Research

Research has always played a key role in shaping the clinical practice of the UCSF Department of Neurological Surgery. The current research program consists of over 25 principal investigators with a broad variety of research interests reflecting the full range of clinical and surgical activity in the Department. In 2005, the Division of Translational Research was created for the greater facilitation of collaborations between clinicians and scientists. So far it has been tremendously successful, allowing us to quickly move the most promising research into clinical trials.

 

The largest group of investigators comprises the UCSF Brain Tumor Research Center – an organization formed in 1975 and currently funded by over 30 NIH awards, including one of only four Specialized Program of Research Excellence (SPORE) awards for brain tumors from the National Cancer Institute. This group of investigators covers the full range of brain tumor investigation from clinical to basic and is focused on improving the diagnosis and treatment of brain tumors. Investigators with a specialized interest in pediatric brain tumors also reside within this group.

 

Another group of clinicians and scientists comprise the Brain and Spinal Injury Center.
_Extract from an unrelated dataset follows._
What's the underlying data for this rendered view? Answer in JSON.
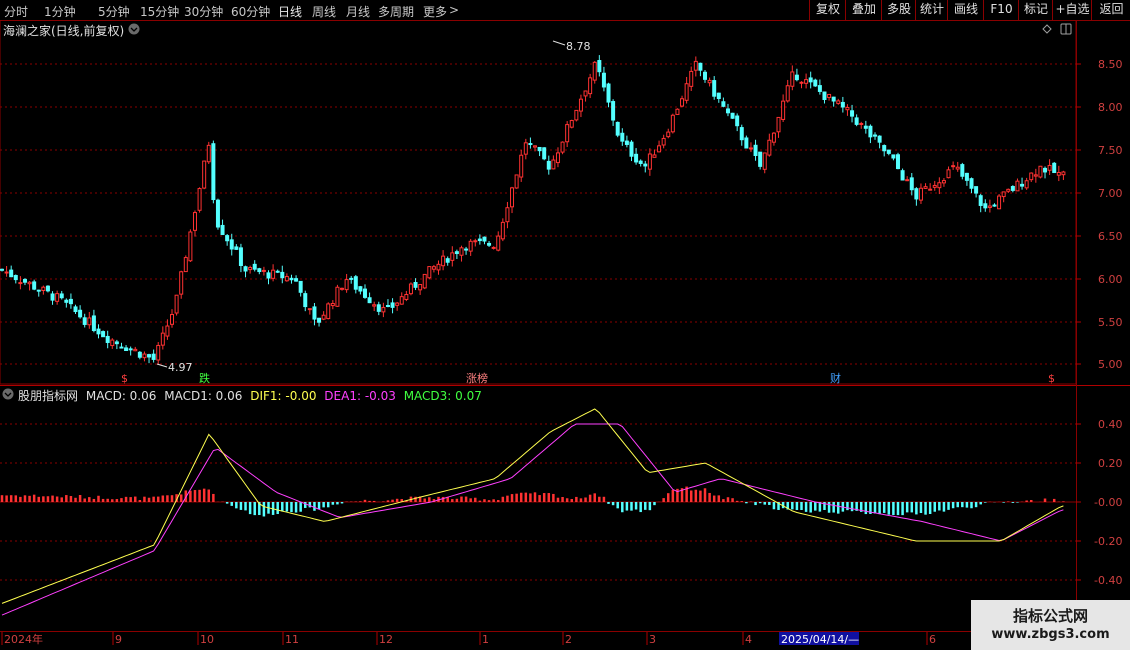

This multidisciplinary group of investigators studies brain and spinal cord injury caused by radiation or trauma, and their interests range from the biology of neural injury and repair to biomedical informatics and neurocritical care.

 

The third group of scientists is organized around the study of cerebrovascular disease, and focuses on understanding the basis for blood vessel malformations in the brain and on developing better therapies for these abnormalities.

 

A fourth group of investigators is organized around the study of epilepsy and movement disorders. These investigators study the underlying basis for epileptic seizures and have also made significant advances in the use of deep brain stimulation and viral-based therapies for the treatment of Parkinson’s disease.

 

Finally, clinical research for neurospinal disorders is conducted by neurosurgeons who specialize in treating degenerative disc disease, spinal tumors, scoliosis, adult spinal deformity, and severe back pain. There is also a neurospinal biomechanics laboratory, which focuses on testing of novel reconstruction methods for tumor resection and deformity correction surgery.

 

The Department of Neurological Surgery currently houses over 100 basic scientists whose work is not only well-funded and nationally recognized, but also is attune to the clinical implications of the science. This outstanding group of investigators is a driving force in our efforts to understand the many disorders of the central nervous system.